A bill working through legislature aims to require any able-bodied TennCare recipient to work, volunteer or go to school to remain on the program.
Danielle Alaimo has unexpectedly found herself in the middle of the battle at the state Capitol. Caught in the middle is her four-year-old son Malcom and thousands of other Tennesseans who get medical assistance from the state.
House Speaker Beth Harwell has championed the bill which would put strict requirements in place for the nearly 1.4 million people currently on TennCare.
Alaimo said she's worried she will be one of those people.
The single mother of two is currently the primary caretaker for 4-year-old Malcom who was born with a form of Cytomegalovirus. Essentially, the regulation center of his brain is missing, doctors never expected him to live more than a few weeks.
"Every birthday is huge. He's never not been happy, he's never known anything is wrong," Danielle said sitting in the living room of a family member's home in Nashville.
Because of his condition, Malcom can't function on his own. He's nearly deaf and can't speak. Before he was born Danielle had a full time job but she says her priorities had to change because of Malcom's constant need for care.
"My entire focus had to change, there was no going back to work. There was no hanging out with friends it was business, the business of keeping a child alive," she said.
Danielle is concerned that she will be targeted by the new TennCare work requirement. Even though she herself is chronically ill, she would technically be considered able-bodie and therefore required to work or be kicked off TennCare. Danielle though, says no job would afford her the pay or time off she needs to take care of Malcom.
She's now become a powerful player in the push back against the bill which has already passed the state House by a large majority.
"This is damaging to people, this is going to put a lot of families in jeopardy that don’t need to be," she added.
But House Speaker Beth Harwell says TennCare is not a lifetime entitlement program. Her goal with the bill is to reign in recipients who may be playing the system.
She released the following statement:
"I appreciate Rep. Dan Howell shepherding this bill through the process. It will only apply to able-bodied adults without dependent children under six, and exempts the medically frail, elderly, and caregivers. The requirement can be fulfilled through 20 hours of work, school (which is free through TN Reconnect), or volunteering.

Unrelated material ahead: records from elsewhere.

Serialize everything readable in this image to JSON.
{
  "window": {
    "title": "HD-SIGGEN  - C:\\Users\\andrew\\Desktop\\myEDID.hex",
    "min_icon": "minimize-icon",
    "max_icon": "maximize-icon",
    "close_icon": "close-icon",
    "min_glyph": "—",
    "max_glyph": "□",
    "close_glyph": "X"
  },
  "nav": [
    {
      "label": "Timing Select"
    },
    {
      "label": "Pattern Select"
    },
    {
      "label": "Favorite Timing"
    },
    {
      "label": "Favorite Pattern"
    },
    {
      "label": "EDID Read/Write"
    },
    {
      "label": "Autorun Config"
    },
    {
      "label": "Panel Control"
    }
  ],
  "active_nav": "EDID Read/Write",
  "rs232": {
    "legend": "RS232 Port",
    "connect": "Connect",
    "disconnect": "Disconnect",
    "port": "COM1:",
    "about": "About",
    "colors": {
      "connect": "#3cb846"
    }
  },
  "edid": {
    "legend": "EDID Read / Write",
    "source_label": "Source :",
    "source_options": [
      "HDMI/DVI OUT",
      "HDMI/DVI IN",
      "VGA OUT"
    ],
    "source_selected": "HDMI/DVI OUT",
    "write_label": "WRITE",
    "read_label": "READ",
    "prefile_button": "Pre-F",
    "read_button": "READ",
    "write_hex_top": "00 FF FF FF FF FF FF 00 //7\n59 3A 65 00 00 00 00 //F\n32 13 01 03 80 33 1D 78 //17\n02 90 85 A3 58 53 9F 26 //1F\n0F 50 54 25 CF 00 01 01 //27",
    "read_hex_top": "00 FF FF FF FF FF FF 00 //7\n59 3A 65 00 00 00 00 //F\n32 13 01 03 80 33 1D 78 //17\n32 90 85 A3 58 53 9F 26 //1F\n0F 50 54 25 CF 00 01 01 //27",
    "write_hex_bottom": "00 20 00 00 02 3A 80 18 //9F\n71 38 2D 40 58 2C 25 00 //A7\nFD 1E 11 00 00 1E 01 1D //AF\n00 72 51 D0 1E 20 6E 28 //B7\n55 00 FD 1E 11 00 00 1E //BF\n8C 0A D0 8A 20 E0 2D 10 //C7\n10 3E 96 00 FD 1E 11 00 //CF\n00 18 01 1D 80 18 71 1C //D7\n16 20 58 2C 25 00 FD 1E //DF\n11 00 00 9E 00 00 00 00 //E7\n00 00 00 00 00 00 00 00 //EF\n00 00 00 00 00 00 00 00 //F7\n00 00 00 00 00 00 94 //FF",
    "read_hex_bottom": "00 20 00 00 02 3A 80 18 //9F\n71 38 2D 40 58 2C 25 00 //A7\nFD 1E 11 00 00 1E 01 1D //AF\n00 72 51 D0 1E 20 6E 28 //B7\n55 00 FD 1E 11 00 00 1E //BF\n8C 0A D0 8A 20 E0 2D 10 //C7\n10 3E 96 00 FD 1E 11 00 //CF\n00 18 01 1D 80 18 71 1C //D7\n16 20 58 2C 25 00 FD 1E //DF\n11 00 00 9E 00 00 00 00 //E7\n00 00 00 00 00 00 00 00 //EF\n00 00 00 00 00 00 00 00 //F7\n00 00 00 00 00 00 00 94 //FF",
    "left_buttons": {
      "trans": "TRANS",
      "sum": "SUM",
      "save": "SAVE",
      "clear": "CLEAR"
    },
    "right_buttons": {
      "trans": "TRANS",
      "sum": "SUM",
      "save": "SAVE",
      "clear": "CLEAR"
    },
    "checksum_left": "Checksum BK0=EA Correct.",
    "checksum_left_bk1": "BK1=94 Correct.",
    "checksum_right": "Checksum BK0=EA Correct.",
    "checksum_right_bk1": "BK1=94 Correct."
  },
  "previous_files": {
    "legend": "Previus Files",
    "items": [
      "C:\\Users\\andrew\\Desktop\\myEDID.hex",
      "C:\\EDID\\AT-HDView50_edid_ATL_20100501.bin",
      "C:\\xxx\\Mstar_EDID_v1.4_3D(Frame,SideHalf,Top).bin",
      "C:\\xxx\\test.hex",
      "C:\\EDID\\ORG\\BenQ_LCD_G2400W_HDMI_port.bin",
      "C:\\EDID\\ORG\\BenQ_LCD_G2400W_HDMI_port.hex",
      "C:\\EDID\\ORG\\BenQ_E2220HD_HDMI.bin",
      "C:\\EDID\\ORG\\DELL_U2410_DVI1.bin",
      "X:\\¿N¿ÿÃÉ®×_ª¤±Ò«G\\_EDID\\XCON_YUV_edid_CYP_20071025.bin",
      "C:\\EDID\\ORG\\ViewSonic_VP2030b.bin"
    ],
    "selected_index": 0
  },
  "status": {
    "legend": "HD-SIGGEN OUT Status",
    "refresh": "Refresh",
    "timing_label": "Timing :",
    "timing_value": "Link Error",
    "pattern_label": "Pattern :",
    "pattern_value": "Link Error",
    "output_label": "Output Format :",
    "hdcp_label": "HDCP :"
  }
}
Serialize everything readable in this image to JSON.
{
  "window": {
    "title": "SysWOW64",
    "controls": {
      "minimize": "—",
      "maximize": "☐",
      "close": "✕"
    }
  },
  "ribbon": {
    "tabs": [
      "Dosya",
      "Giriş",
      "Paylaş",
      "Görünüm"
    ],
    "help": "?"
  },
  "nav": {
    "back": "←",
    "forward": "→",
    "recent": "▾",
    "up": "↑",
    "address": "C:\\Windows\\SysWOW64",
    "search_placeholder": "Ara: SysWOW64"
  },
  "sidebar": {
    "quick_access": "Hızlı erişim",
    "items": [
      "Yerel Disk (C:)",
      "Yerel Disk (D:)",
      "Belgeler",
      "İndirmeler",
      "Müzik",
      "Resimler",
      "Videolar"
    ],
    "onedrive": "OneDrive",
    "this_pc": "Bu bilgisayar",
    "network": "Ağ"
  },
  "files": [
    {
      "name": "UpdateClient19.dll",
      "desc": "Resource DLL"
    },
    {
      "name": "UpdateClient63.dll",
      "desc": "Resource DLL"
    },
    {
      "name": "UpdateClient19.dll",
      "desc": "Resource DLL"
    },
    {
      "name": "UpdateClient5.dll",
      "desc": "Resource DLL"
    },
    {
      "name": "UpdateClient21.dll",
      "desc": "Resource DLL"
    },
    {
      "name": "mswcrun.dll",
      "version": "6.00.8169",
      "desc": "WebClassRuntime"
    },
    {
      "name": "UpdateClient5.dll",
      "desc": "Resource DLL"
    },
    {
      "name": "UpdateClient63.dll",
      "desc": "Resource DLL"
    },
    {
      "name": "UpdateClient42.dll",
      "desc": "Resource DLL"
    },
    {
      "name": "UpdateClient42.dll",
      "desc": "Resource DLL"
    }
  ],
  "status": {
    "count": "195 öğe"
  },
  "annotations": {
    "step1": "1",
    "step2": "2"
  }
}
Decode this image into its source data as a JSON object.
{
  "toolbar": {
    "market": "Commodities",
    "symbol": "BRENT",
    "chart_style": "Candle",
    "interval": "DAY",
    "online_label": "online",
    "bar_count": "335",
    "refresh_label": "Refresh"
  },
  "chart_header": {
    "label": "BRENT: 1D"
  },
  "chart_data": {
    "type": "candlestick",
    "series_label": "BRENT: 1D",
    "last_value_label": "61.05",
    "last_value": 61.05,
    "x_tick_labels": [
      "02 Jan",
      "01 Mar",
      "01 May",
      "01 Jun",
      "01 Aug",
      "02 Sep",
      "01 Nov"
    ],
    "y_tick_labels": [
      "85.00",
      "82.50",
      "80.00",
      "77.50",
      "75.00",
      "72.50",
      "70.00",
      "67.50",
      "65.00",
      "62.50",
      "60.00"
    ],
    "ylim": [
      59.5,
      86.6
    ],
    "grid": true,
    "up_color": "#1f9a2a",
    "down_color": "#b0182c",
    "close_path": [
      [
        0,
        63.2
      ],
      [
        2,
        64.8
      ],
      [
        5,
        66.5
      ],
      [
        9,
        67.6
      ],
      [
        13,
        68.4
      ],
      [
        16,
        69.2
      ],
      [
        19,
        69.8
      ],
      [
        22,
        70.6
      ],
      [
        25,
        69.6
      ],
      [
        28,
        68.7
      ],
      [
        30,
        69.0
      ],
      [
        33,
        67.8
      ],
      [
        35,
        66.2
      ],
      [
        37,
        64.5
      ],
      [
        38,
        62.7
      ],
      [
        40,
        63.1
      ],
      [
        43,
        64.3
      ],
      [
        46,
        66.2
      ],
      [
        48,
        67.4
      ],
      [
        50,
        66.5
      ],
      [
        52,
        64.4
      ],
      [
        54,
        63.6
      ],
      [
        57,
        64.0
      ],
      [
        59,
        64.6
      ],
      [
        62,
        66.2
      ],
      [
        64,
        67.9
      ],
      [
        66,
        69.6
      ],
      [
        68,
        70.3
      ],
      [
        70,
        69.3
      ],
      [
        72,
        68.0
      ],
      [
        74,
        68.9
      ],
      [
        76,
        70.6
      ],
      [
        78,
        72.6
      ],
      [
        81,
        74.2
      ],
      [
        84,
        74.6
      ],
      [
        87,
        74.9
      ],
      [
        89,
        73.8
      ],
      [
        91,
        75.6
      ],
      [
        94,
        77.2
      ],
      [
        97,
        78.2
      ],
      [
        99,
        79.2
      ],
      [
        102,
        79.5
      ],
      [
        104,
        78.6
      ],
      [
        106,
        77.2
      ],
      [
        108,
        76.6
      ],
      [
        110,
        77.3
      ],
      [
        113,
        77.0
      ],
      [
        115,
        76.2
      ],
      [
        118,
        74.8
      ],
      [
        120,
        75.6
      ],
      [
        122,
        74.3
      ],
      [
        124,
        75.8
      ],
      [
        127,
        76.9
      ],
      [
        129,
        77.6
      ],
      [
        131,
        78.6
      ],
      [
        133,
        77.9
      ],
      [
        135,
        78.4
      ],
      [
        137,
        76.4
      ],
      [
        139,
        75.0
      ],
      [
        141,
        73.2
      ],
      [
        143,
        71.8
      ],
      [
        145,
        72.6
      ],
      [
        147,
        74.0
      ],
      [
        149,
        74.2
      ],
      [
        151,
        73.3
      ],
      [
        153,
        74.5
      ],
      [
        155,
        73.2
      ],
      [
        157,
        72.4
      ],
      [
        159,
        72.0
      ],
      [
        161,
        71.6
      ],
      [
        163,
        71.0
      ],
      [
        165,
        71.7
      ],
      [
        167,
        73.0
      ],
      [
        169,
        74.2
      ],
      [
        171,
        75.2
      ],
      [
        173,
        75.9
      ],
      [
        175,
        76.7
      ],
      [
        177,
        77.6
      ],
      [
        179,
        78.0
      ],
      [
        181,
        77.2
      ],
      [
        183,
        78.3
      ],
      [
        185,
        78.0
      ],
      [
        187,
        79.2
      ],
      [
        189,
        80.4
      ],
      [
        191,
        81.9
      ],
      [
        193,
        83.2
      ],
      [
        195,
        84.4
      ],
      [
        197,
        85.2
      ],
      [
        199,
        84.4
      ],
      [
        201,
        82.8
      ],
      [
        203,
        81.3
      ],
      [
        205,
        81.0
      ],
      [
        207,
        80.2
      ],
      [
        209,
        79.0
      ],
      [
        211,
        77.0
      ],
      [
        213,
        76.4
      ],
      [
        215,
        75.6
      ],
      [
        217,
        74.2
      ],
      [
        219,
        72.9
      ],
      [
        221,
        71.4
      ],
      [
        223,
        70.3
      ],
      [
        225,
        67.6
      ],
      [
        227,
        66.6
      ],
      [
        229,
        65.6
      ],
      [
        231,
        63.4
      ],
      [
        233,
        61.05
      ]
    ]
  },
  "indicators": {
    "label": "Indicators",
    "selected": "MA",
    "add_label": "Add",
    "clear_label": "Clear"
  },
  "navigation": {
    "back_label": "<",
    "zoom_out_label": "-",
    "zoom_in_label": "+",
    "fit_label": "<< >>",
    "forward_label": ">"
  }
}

The goal of this legislation, and the waiver, is to move Tennesseans out of poverty, and education and employment are two of the biggest factors in doing so."
Estimates are that it could costs millions to try to implement such a program.
Harwell's bill is currently awaiting Senate approval, while Danielle is working to try to change minds of lawmakers who may listen.
"It’s not just about me, it’s about the thousands of people affected by this," said Alaimo.